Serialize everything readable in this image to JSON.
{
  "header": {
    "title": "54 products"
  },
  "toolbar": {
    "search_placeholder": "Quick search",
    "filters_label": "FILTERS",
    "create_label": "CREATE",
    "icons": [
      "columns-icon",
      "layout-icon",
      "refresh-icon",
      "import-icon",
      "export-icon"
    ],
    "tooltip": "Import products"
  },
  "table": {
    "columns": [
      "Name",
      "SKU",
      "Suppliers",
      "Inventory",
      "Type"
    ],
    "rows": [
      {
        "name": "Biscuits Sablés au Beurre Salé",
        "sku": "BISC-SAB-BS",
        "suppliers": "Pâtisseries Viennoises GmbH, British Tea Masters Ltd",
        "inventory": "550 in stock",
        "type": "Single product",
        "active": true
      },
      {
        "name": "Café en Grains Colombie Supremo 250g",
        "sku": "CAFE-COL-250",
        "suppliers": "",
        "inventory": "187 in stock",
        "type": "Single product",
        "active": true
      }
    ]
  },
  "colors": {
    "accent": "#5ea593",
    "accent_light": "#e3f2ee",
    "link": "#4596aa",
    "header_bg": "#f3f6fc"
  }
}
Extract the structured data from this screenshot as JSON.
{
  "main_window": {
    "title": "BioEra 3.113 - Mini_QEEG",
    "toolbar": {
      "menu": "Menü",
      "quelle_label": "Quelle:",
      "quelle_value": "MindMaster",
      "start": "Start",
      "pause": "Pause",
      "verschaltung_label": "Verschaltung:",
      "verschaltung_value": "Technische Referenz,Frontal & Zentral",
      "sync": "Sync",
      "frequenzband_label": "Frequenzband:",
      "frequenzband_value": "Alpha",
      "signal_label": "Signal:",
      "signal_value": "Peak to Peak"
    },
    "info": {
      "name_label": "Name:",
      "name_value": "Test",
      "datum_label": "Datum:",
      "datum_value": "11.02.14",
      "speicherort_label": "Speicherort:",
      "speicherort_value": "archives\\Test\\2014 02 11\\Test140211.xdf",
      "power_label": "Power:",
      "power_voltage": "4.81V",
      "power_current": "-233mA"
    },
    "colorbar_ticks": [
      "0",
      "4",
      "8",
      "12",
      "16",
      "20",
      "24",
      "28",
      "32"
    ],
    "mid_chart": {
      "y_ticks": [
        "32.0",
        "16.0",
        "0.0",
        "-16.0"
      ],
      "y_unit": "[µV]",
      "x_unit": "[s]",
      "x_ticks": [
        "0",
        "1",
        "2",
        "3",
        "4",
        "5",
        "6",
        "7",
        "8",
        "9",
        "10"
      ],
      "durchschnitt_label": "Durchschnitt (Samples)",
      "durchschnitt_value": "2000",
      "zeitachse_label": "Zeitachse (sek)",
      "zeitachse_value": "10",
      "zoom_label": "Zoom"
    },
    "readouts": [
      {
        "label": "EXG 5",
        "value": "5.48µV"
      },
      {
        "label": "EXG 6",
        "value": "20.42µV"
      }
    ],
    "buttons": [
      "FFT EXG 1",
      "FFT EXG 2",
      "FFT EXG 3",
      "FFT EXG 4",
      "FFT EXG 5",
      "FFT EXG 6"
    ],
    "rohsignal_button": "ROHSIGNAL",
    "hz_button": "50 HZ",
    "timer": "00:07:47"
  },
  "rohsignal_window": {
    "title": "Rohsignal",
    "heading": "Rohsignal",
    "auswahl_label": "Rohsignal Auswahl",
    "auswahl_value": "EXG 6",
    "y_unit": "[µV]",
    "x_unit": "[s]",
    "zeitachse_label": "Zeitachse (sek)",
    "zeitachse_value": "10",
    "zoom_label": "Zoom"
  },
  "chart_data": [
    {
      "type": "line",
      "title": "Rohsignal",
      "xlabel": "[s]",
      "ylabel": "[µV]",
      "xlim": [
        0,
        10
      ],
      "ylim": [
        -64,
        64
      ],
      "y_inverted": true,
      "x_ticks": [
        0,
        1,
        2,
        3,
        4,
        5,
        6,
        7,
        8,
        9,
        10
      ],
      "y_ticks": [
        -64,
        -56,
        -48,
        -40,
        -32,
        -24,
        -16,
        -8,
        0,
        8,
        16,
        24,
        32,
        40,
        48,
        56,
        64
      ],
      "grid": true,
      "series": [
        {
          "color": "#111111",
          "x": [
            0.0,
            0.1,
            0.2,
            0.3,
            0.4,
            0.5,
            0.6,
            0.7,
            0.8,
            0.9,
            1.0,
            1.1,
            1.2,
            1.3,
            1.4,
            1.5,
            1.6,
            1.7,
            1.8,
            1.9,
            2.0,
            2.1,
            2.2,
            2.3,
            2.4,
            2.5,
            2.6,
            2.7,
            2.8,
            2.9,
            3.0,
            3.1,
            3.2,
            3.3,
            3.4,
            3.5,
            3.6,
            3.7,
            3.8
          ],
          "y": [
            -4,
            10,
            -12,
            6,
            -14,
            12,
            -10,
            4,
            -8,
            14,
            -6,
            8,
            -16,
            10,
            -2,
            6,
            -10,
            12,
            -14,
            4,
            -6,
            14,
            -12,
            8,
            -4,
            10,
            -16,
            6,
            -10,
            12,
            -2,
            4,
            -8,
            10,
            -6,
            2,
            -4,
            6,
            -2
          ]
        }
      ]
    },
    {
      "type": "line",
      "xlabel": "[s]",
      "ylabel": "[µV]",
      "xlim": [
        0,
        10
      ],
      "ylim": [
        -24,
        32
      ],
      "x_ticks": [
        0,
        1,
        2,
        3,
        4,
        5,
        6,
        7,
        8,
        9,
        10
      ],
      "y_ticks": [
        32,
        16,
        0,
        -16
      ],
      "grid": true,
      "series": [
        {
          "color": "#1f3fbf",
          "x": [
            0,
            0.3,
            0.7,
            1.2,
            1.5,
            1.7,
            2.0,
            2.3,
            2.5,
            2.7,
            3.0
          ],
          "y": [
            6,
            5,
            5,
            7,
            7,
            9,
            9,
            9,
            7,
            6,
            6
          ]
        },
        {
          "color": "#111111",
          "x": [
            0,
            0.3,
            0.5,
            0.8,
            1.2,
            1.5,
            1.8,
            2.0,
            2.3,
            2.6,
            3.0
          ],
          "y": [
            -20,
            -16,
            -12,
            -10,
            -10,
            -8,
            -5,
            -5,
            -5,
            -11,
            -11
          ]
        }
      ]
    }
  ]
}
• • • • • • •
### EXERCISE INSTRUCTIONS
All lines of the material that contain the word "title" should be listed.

### EXPECTED ANSWER
    "title": "54 products"
    "title": "BioEra 3.113 - Mini_QEEG",
    "title": "Rohsignal",
      "title": "Rohsignal",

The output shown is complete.